Module 6 – The Environment and Animal Rights


The first “Earth Day,” a now annual event, occurred in 1970. This day is set aside to educate the public about the environmental challenges  that we and the planet face. The organizers hoped that awareness would lead to an environmental movement.

Rachel Carson’s book , Silent Spring (1962), brought environmental pollution to public attention. Here is a brief introduction to Carson’s work:

But the movement to conserve natural resources did not begin in the 1960s. The American Conservation movement began much earlier:

By the turn of the 20th century, organizations such as the National Audubon Society and the Sierra Club were also involved in conservation efforts:

But efforts by naturalists and conservationists to save wildlife and preserve wild lands were occurring in the wake of colonization and westward migration on the American continent. Commercial trading in animal pelts and the feathers of birds, the slaughter of the buffalo, railroad building and mining, had all contributed to the deterioration of the environment. The factories and mills in towns and cities belched out smoke and polluted the streams and rivers.

City planners sought to create what we now call “green spaces”. New York City’s Central Park is an enduring monument to this idea:

But the poor who lived in New York City and other metropolises were confined to the worst areas of the city. New York City’s Five Points was one of the more notorious of such urban neighborhoods.  Here’s a glimpse of Five Points in a walking tour conducted by the creator/producer of Copper, a television series set in the 19th century:

As this clip suggests, historically, the lives of poor people in the city have been much more unhealthy and perilous than the lives of the wealthy.  In fact, poor people everywhere are more likely to live in areas that have been or are exposed to environmental hazards. Today, this is as true for the poor living in the mountains of West Virginia, the Mississippi Delta, and Native American reservations as for the poor living in urban inner city neighborhoods.

Concern about the unfairness of the distribution of environmental hazards (such as sewage processing plants) gave rise to what is known as the “environmental justice movement”.  Here is some information about the movement from the Environmental Protection Agency (EPA):

The environmental justice movement overlaps with the newer “food justice” movement, which focuses on the availability of healthy food sources in urban communities.  The food justice movement grows out of concern about the lack of supermarkets in urban inner city neighborhoods and the lack of ready access to fresh fruits and vegetables at an affordable price. One aspect of this movement involves “urban farming”. Here is a description of the movement in Syracuse and other cities, including Albany (note the video of urban farmers at work):
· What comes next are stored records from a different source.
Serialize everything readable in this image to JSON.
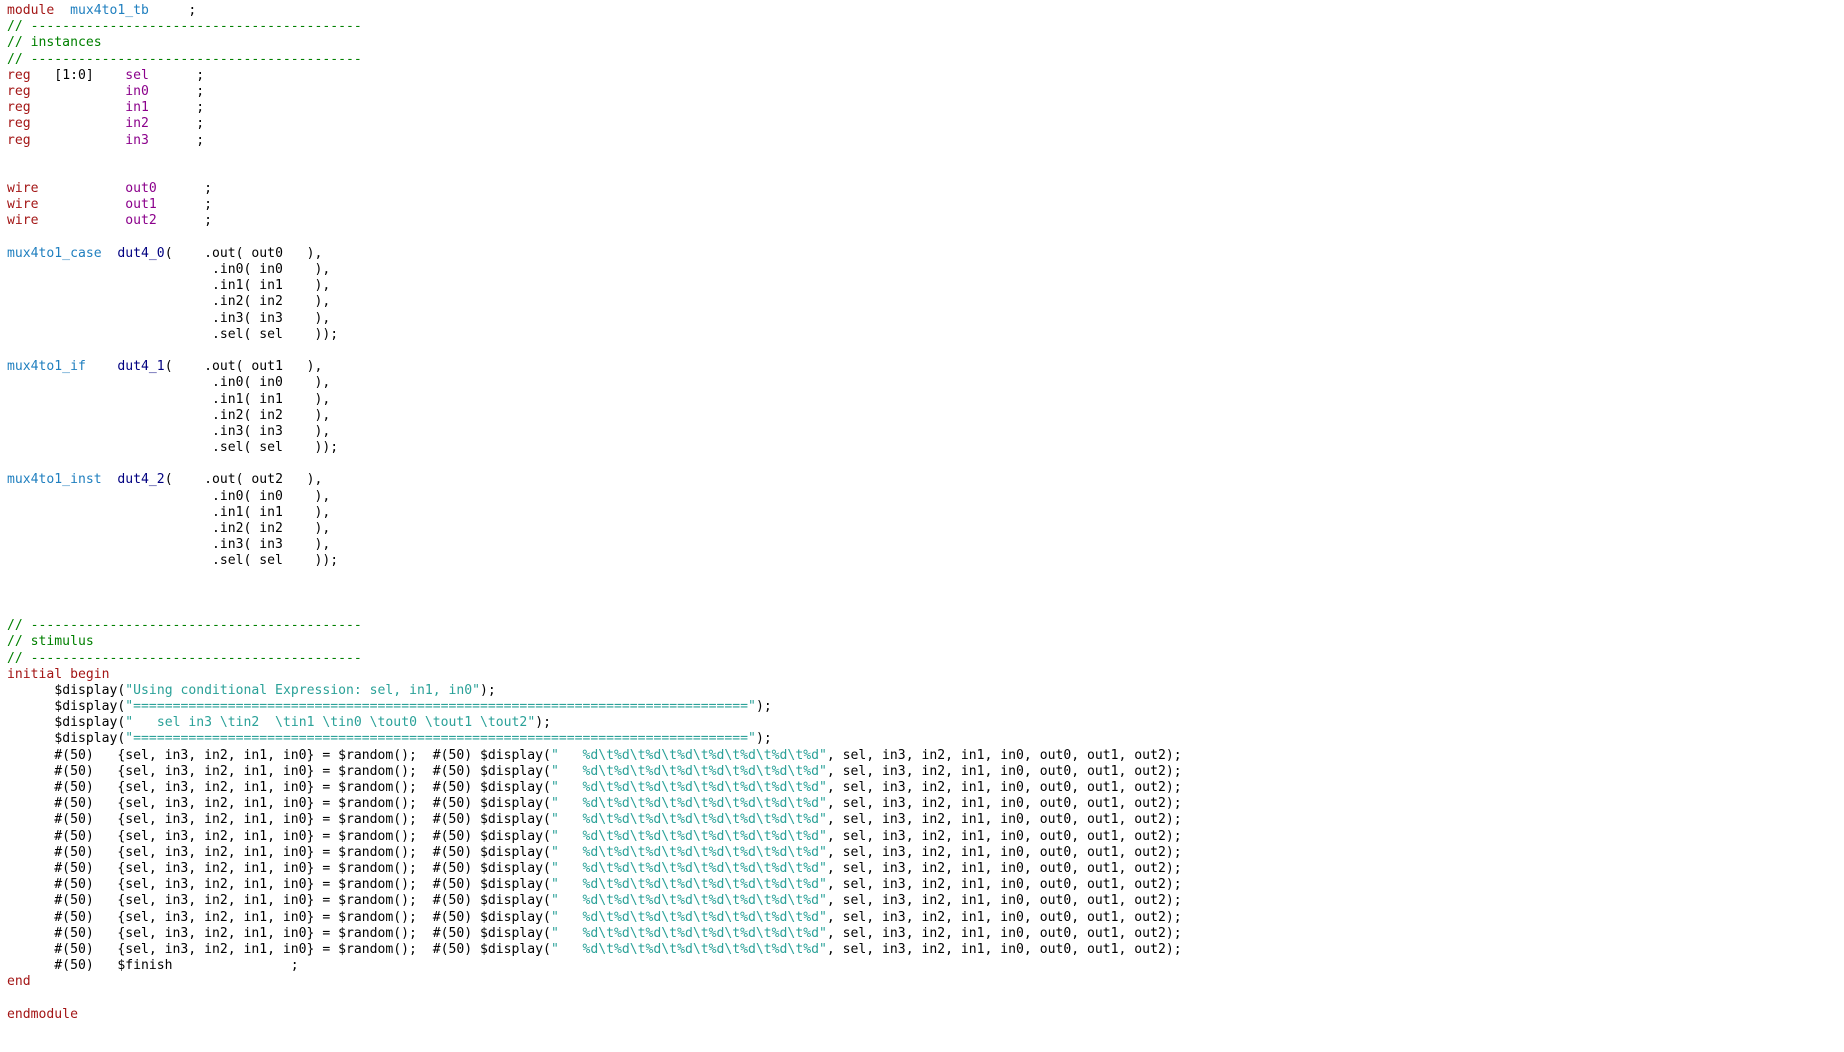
{
  "editor": {
    "language": "verilog",
    "colors": {
      "background": "#ffffff",
      "keyword": "#a31515",
      "identifier": "#8b008b",
      "module_name": "#1f7fbf",
      "instance_name": "#000080",
      "comment": "#008000",
      "string": "#2aa198",
      "text": "#000000"
    },
    "lines": [
      [
        {
          "t": "kw",
          "s": "module"
        },
        {
          "t": "txt",
          "s": "  "
        },
        {
          "t": "mod",
          "s": "mux4to1_tb"
        },
        {
          "t": "txt",
          "s": "     ;"
        }
      ],
      [
        {
          "t": "cmt",
          "s": "// ------------------------------------------"
        }
      ],
      [
        {
          "t": "cmt",
          "s": "// instances"
        }
      ],
      [
        {
          "t": "cmt",
          "s": "// ------------------------------------------"
        }
      ],
      [
        {
          "t": "kw",
          "s": "reg"
        },
        {
          "t": "txt",
          "s": "   [1:0]    "
        },
        {
          "t": "id",
          "s": "sel"
        },
        {
          "t": "txt",
          "s": "      ;"
        }
      ],
      [
        {
          "t": "kw",
          "s": "reg"
        },
        {
          "t": "txt",
          "s": "            "
        },
        {
          "t": "id",
          "s": "in0"
        },
        {
          "t": "txt",
          "s": "      ;"
        }
      ],
      [
        {
          "t": "kw",
          "s": "reg"
        },
        {
          "t": "txt",
          "s": "            "
        },
        {
          "t": "id",
          "s": "in1"
        },
        {
          "t": "txt",
          "s": "      ;"
        }
      ],
      [
        {
          "t": "kw",
          "s": "reg"
        },
        {
          "t": "txt",
          "s": "            "
        },
        {
          "t": "id",
          "s": "in2"
        },
        {
          "t": "txt",
          "s": "      ;"
        }
      ],
      [
        {
          "t": "kw",
          "s": "reg"
        },
        {
          "t": "txt",
          "s": "            "
        },
        {
          "t": "id",
          "s": "in3"
        },
        {
          "t": "txt",
          "s": "      ;"
        }
      ],
      [],
      [],
      [
        {
          "t": "kw",
          "s": "wire"
        },
        {
          "t": "txt",
          "s": "           "
        },
        {
          "t": "id",
          "s": "out0"
        },
        {
          "t": "txt",
          "s": "      ;"
        }
      ],
      [
        {
          "t": "kw",
          "s": "wire"
        },
        {
          "t": "txt",
          "s": "           "
        },
        {
          "t": "id",
          "s": "out1"
        },
        {
          "t": "txt",
          "s": "      ;"
        }
      ],
      [
        {
          "t": "kw",
          "s": "wire"
        },
        {
          "t": "txt",
          "s": "           "
        },
        {
          "t": "id",
          "s": "out2"
        },
        {
          "t": "txt",
          "s": "      ;"
        }
      ],
      [],
      [
        {
          "t": "mod",
          "s": "mux4to1_case"
        },
        {
          "t": "txt",
          "s": "  "
        },
        {
          "t": "inst",
          "s": "dut4_0"
        },
        {
          "t": "txt",
          "s": "(    .out( out0   ),"
        }
      ],
      [
        {
          "t": "txt",
          "s": "                          .in0( in0    ),"
        }
      ],
      [
        {
          "t": "txt",
          "s": "                          .in1( in1    ),"
        }
      ],
      [
        {
          "t": "txt",
          "s": "                          .in2( in2    ),"
        }
      ],
      [
        {
          "t": "txt",
          "s": "                          .in3( in3    ),"
        }
      ],
      [
        {
          "t": "txt",
          "s": "                          .sel( sel    ));"
        }
      ],
      [],
      [
        {
          "t": "mod",
          "s": "mux4to1_if"
        },
        {
          "t": "txt",
          "s": "    "
        },
        {
          "t": "inst",
          "s": "dut4_1"
        },
        {
          "t": "txt",
          "s": "(    .out( out1   ),"
        }
      ],
      [
        {
          "t": "txt",
          "s": "                          .in0( in0    ),"
        }
      ],
      [
        {
          "t": "txt",
          "s": "                          .in1( in1    ),"
        }
      ],
      [
        {
          "t": "txt",
          "s": "                          .in2( in2    ),"
        }
      ],
      [
        {
          "t": "txt",
          "s": "                          .in3( in3    ),"
        }
      ],
      [
        {
          "t": "txt",
          "s": "                          .sel( sel    ));"
        }
      ],
      [],
      [
        {
          "t": "mod",
          "s": "mux4to1_inst"
        },
        {
          "t": "txt",
          "s": "  "
        },
        {
          "t": "inst",
          "s": "dut4_2"
        },
        {
          "t": "txt",
          "s": "(    .out( out2   ),"
        }
      ],
      [
        {
          "t": "txt",
          "s": "                          .in0( in0    ),"
        }
      ],
      [
        {
          "t": "txt",
          "s": "                          .in1( in1    ),"
        }
      ],
      [
        {
          "t": "txt",
          "s": "                          .in2( in2    ),"
        }
      ],
      [
        {
          "t": "txt",
          "s": "                          .in3( in3    ),"
        }
      ],
      [
        {
          "t": "txt",
          "s": "                          .sel( sel    ));"
        }
      ],
      [],
      [],
      [],
      [
        {
          "t": "cmt",
          "s": "// ------------------------------------------"
        }
      ],
      [
        {
          "t": "cmt",
          "s": "// stimulus"
        }
      ],
      [
        {
          "t": "cmt",
          "s": "// ------------------------------------------"
        }
      ],
      [
        {
          "t": "kw",
          "s": "initial begin"
        }
      ],
      [
        {
          "t": "txt",
          "s": "      "
        },
        {
          "t": "sys",
          "s": "$display"
        },
        {
          "t": "txt",
          "s": "("
        },
        {
          "t": "str",
          "s": "\"Using conditional Expression: sel, in1, in0\""
        },
        {
          "t": "txt",
          "s": ");"
        }
      ],
      [
        {
          "t": "txt",
          "s": "      "
        },
        {
          "t": "sys",
          "s": "$display"
        },
        {
          "t": "txt",
          "s": "("
        },
        {
          "t": "str",
          "s": "\"==============================================================================\""
        },
        {
          "t": "txt",
          "s": ");"
        }
      ],
      [
        {
          "t": "txt",
          "s": "      "
        },
        {
          "t": "sys",
          "s": "$display"
        },
        {
          "t": "txt",
          "s": "("
        },
        {
          "t": "str",
          "s": "\"   sel in3 \\tin2  \\tin1 \\tin0 \\tout0 \\tout1 \\tout2\""
        },
        {
          "t": "txt",
          "s": ");"
        }
      ],
      [
        {
          "t": "txt",
          "s": "      "
        },
        {
          "t": "sys",
          "s": "$display"
        },
        {
          "t": "txt",
          "s": "("
        },
        {
          "t": "str",
          "s": "\"==============================================================================\""
        },
        {
          "t": "txt",
          "s": ");"
        }
      ],
      [
        {
          "t": "txt",
          "s": "      #(50)   {sel, in3, in2, in1, in0} = $random();  #(50) $display("
        },
        {
          "t": "str",
          "s": "\"   %d\\t%d\\t%d\\t%d\\t%d\\t%d\\t%d\\t%d\""
        },
        {
          "t": "txt",
          "s": ", sel, in3, in2, in1, in0, out0, out1, out2);"
        }
      ],
      [
        {
          "t": "txt",
          "s": "      #(50)   {sel, in3, in2, in1, in0} = $random();  #(50) $display("
        },
        {
          "t": "str",
          "s": "\"   %d\\t%d\\t%d\\t%d\\t%d\\t%d\\t%d\\t%d\""
        },
        {
          "t": "txt",
          "s": ", sel, in3, in2, in1, in0, out0, out1, out2);"
        }
      ],
      [
        {
          "t": "txt",
          "s": "      #(50)   {sel, in3, in2, in1, in0} = $random();  #(50) $display("
        },
        {
          "t": "str",
          "s": "\"   %d\\t%d\\t%d\\t%d\\t%d\\t%d\\t%d\\t%d\""
        },
        {
          "t": "txt",
          "s": ", sel, in3, in2, in1, in0, out0, out1, out2);"
        }
      ],
      [
        {
          "t": "txt",
          "s": "      #(50)   {sel, in3, in2, in1, in0} = $random();  #(50) $display("
        },
        {
          "t": "str",
          "s": "\"   %d\\t%d\\t%d\\t%d\\t%d\\t%d\\t%d\\t%d\""
        },
        {
          "t": "txt",
          "s": ", sel, in3, in2, in1, in0, out0, out1, out2);"
        }
      ],
      [
        {
          "t": "txt",
          "s": "      #(50)   {sel, in3, in2, in1, in0} = $random();  #(50) $display("
        },
        {
          "t": "str",
          "s": "\"   %d\\t%d\\t%d\\t%d\\t%d\\t%d\\t%d\\t%d\""
        },
        {
          "t": "txt",
          "s": ", sel, in3, in2, in1, in0, out0, out1, out2);"
        }
      ],
      [
        {
          "t": "txt",
          "s": "      #(50)   {sel, in3, in2, in1, in0} = $random();  #(50) $display("
        },
        {
          "t": "str",
          "s": "\"   %d\\t%d\\t%d\\t%d\\t%d\\t%d\\t%d\\t%d\""
        },
        {
          "t": "txt",
          "s": ", sel, in3, in2, in1, in0, out0, out1, out2);"
        }
      ],
      [
        {
          "t": "txt",
          "s": "      #(50)   {sel, in3, in2, in1, in0} = $random();  #(50) $display("
        },
        {
          "t": "str",
          "s": "\"   %d\\t%d\\t%d\\t%d\\t%d\\t%d\\t%d\\t%d\""
        },
        {
          "t": "txt",
          "s": ", sel, in3, in2, in1, in0, out0, out1, out2);"
        }
      ],
      [
        {
          "t": "txt",
          "s": "      #(50)   {sel, in3, in2, in1, in0} = $random();  #(50) $display("
        },
        {
          "t": "str",
          "s": "\"   %d\\t%d\\t%d\\t%d\\t%d\\t%d\\t%d\\t%d\""
        },
        {
          "t": "txt",
          "s": ", sel, in3, in2, in1, in0, out0, out1, out2);"
        }
      ],
      [
        {
          "t": "txt",
          "s": "      #(50)   {sel, in3, in2, in1, in0} = $random();  #(50) $display("
        },
        {
          "t": "str",
          "s": "\"   %d\\t%d\\t%d\\t%d\\t%d\\t%d\\t%d\\t%d\""
        },
        {
          "t": "txt",
          "s": ", sel, in3, in2, in1, in0, out0, out1, out2);"
        }
      ],
      [
        {
          "t": "txt",
          "s": "      #(50)   {sel, in3, in2, in1, in0} = $random();  #(50) $display("
        },
        {
          "t": "str",
          "s": "\"   %d\\t%d\\t%d\\t%d\\t%d\\t%d\\t%d\\t%d\""
        },
        {
          "t": "txt",
          "s": ", sel, in3, in2, in1, in0, out0, out1, out2);"
        }
      ],
      [
        {
          "t": "txt",
          "s": "      #(50)   {sel, in3, in2, in1, in0} = $random();  #(50) $display("
        },
        {
          "t": "str",
          "s": "\"   %d\\t%d\\t%d\\t%d\\t%d\\t%d\\t%d\\t%d\""
        },
        {
          "t": "txt",
          "s": ", sel, in3, in2, in1, in0, out0, out1, out2);"
        }
      ],
      [
        {
          "t": "txt",
          "s": "      #(50)   {sel, in3, in2, in1, in0} = $random();  #(50) $display("
        },
        {
          "t": "str",
          "s": "\"   %d\\t%d\\t%d\\t%d\\t%d\\t%d\\t%d\\t%d\""
        },
        {
          "t": "txt",
          "s": ", sel, in3, in2, in1, in0, out0, out1, out2);"
        }
      ],
      [
        {
          "t": "txt",
          "s": "      #(50)   {sel, in3, in2, in1, in0} = $random();  #(50) $display("
        },
        {
          "t": "str",
          "s": "\"   %d\\t%d\\t%d\\t%d\\t%d\\t%d\\t%d\\t%d\""
        },
        {
          "t": "txt",
          "s": ", sel, in3, in2, in1, in0, out0, out1, out2);"
        }
      ],
      [
        {
          "t": "txt",
          "s": "      #(50)   $finish               ;"
        }
      ],
      [
        {
          "t": "kw",
          "s": "end"
        }
      ],
      [],
      [
        {
          "t": "kw",
          "s": "endmodule"
        }
      ]
    ]
  }
}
In addition, to the environmental justice movement, the modern “animal rights” movement focuses on protecting animals from humans. As with some activities of environmentalists protesting certain action (such as logging), some protests by animal rights activists have been controversial. However, the animal rights activists have spoken for animals who cannot speak for themselves. Here’s a website that provides an overview of the animal rights movement:

Suggested Activities

Activity 1:
What do you think should determine whether or not land is used for drilling, mining, or harvesting other natural resources? If we need fuel to maintain the way we live in America, should we turn to lands that are currently wild as a source of this oil, gas, and coal?

Activity 2:
Animal rights activists have on occasion freed animals being used in laboratory research.  Do you think this can be justified in some situations? Does it matter what kind of research is being done (for example, research for a new line of cosmetics vs. research to find a cure for cancer)?